Last one out, turn off the lights…
Forget about the Kansas City Star rescuing what’s left of The Pitch. The beleaguered, former alt weekly threw in the towel last month, but instead of merely curling up and dying, embarked on a path of monthly magazine publication on high quality, coated stock paper.
Fat chance thats gonna work out.
Which leaves INK magazine, the Star’s contribution to what passes for a watered down alt weekly. INK sprang to life during the inopportune year 2008 – a year in which big city newspapers and print publications were already hemorrhaging red ink (speaking of “ink”) and laying off staff by the thousands.
Yet somehow or other, the dudes with the fat paychecks at 18th and Grand calculated that there was money to be made by trying to eat The Pitch’s lunch via a cleaner cut, F word-free weekly.
And for a little while that almost seemed to make sense.
But not for long…

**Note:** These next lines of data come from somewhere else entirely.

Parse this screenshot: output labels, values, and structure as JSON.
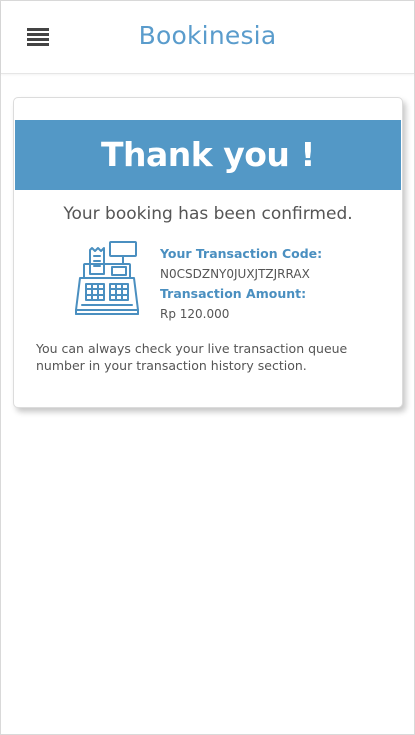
{
  "header": {
    "title": "Bookinesia",
    "menu_icon": "hamburger-menu-icon"
  },
  "card": {
    "heading": "Thank you !",
    "confirmation": "Your booking has been confirmed.",
    "icon": "cash-register-icon",
    "transaction_code_label": "Your Transaction Code:",
    "transaction_code": "N0CSDZNY0JUXJTZJRRAX",
    "transaction_amount_label": "Transaction Amount:",
    "transaction_amount": "Rp 120.000",
    "note": "You can always check your live transaction queue number in your transaction history section."
  },
  "colors": {
    "brand": "#5a9ccc",
    "banner": "#5398c6"
  }
}
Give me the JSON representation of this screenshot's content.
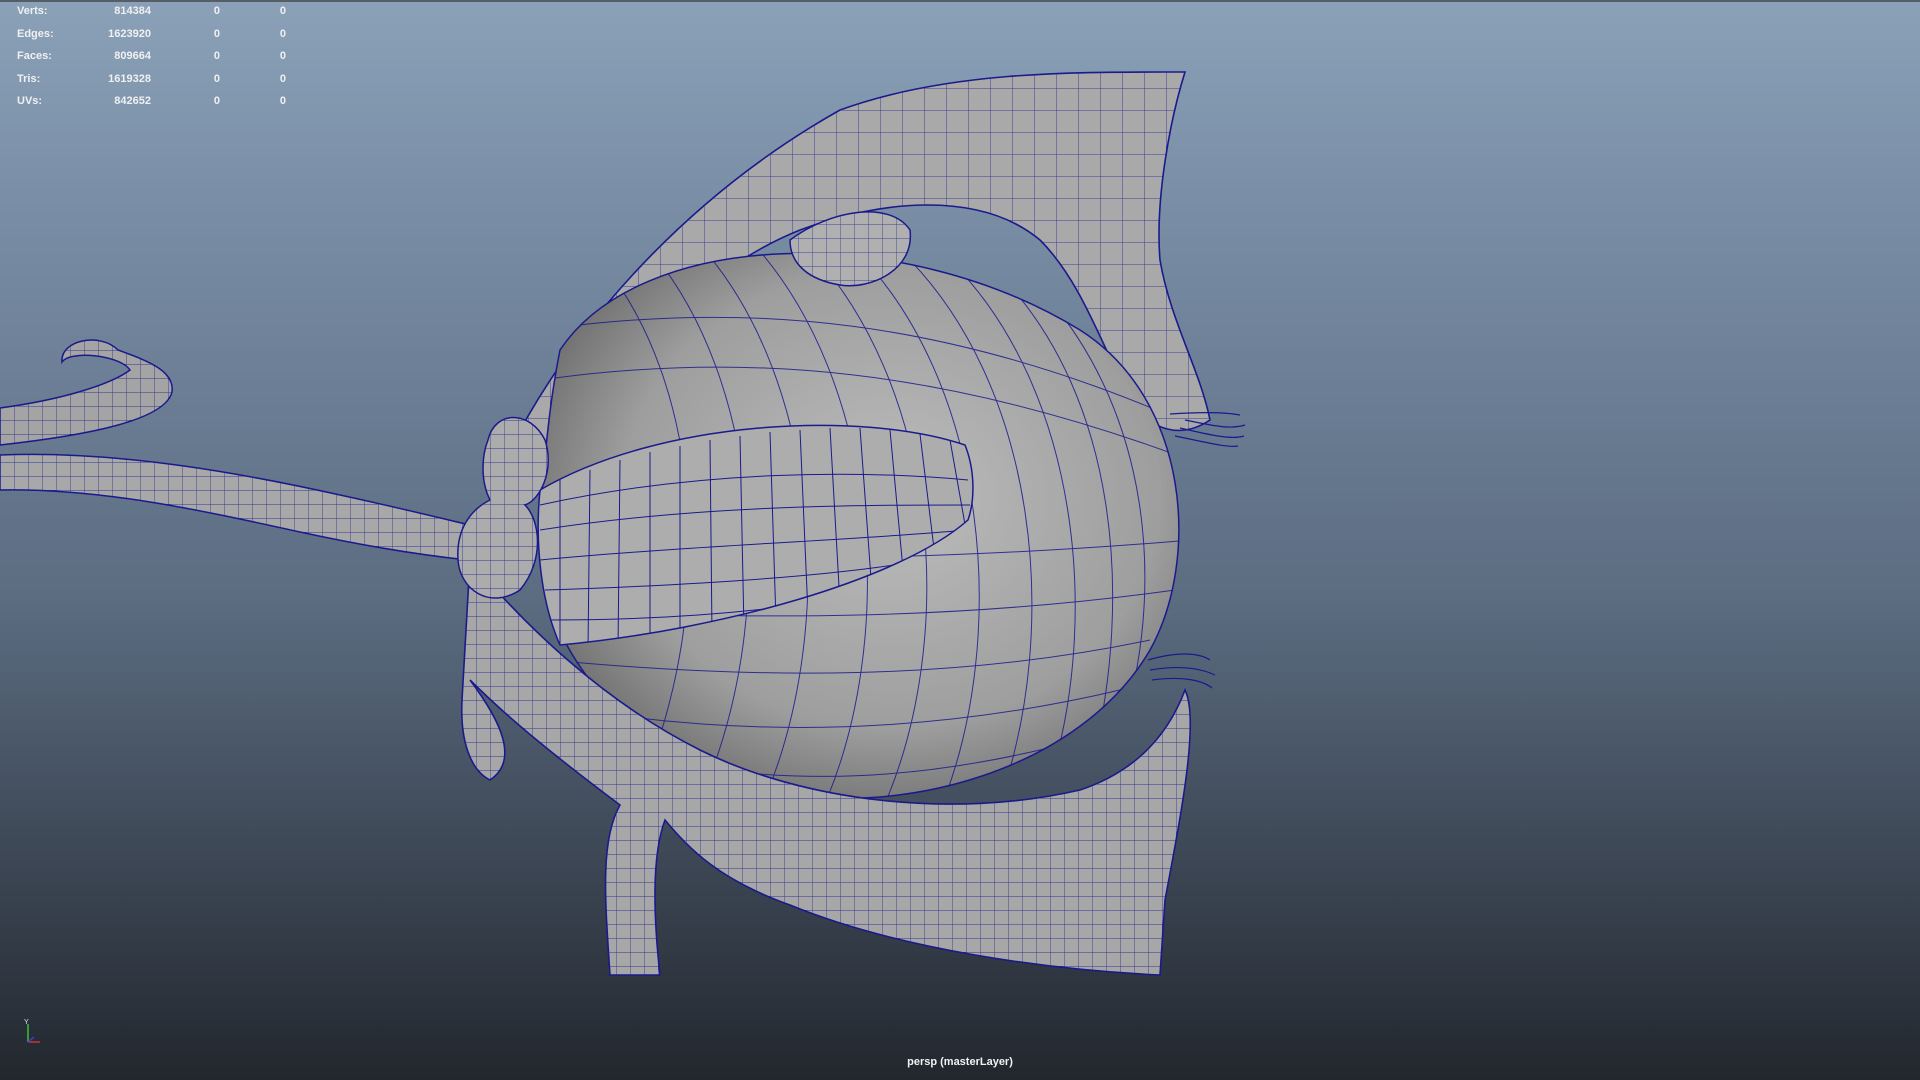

Because while from the get go, INK attracted the kind of advertising The Pitch thirsted for but could never land (mainstream retailers to whom being seen alongside sleazy sex ads was a deal killer), the newsprint format combined with free distribution rendered profitably unattainable.
So as The Pitch withered away, shrinking from 100 page plus issues, chock full of ads each week, to 32 pages with not enough ads to even justify weekly publication, INK became – as the Star claimed anyway – “Kansas City’s best source for entertainment, lifestyle, food & music options for people in their 20s & 30s.”
Just one problem…
Despite its token online presence, like The Pitch, INK needed those fat revenues print pubs had historically attracted. Rather than the relatively puny ad dollars available online.
INK’s other big problem was its editorial content never rose above the level of small time fluff. It never shed its baby teeth and waded into the gathering of edgy news and information. Thus outside of kissing up to potential advertisers, there was just no there there.
So what’s left of INK now that The Pitch is history?
While few were paying attention, INK shrank to a meager 24 pages – far less even than The Pitch on its death bed.
Here’s the bottom line:
INK was destined to doom from the moment of its conception by the folks at 18th and Grand who had just poured like $200 million into the sink hole of a printing press at a time when newspapers were fast becoming dinosaurs.
Because the reality is, hipsters and hipster wannabes in their 20s and 30s are not the ones running around picking up free entertainment weeklies.
Oldsters are the ones who pick up Pitches and INKs. Oldsters who by the way are probably the least likely to saddle up for a Bring Me the Horizon show at the Midland or Xenia Rubinos at RecordBar.
All of that said, there’s nowhere left for INK to go now except out of biz.
That is after the parent company finally wakes up, takes a stern look the mirror and admits that after nine years of red ink and a meager seven pages of ads in a 24 page issue (less than 30 percent, when at least 50 percent is needed to break even), the handwriting’s on the wall.
As for who if anybody will miss INK most, that answer seems obvious:
The entertainment, fashion and arts entities that benefited to whatever extent from its coverage and the 40 and older readers who picked one up from time to time.
And that’s about it, ladies and gentlemen.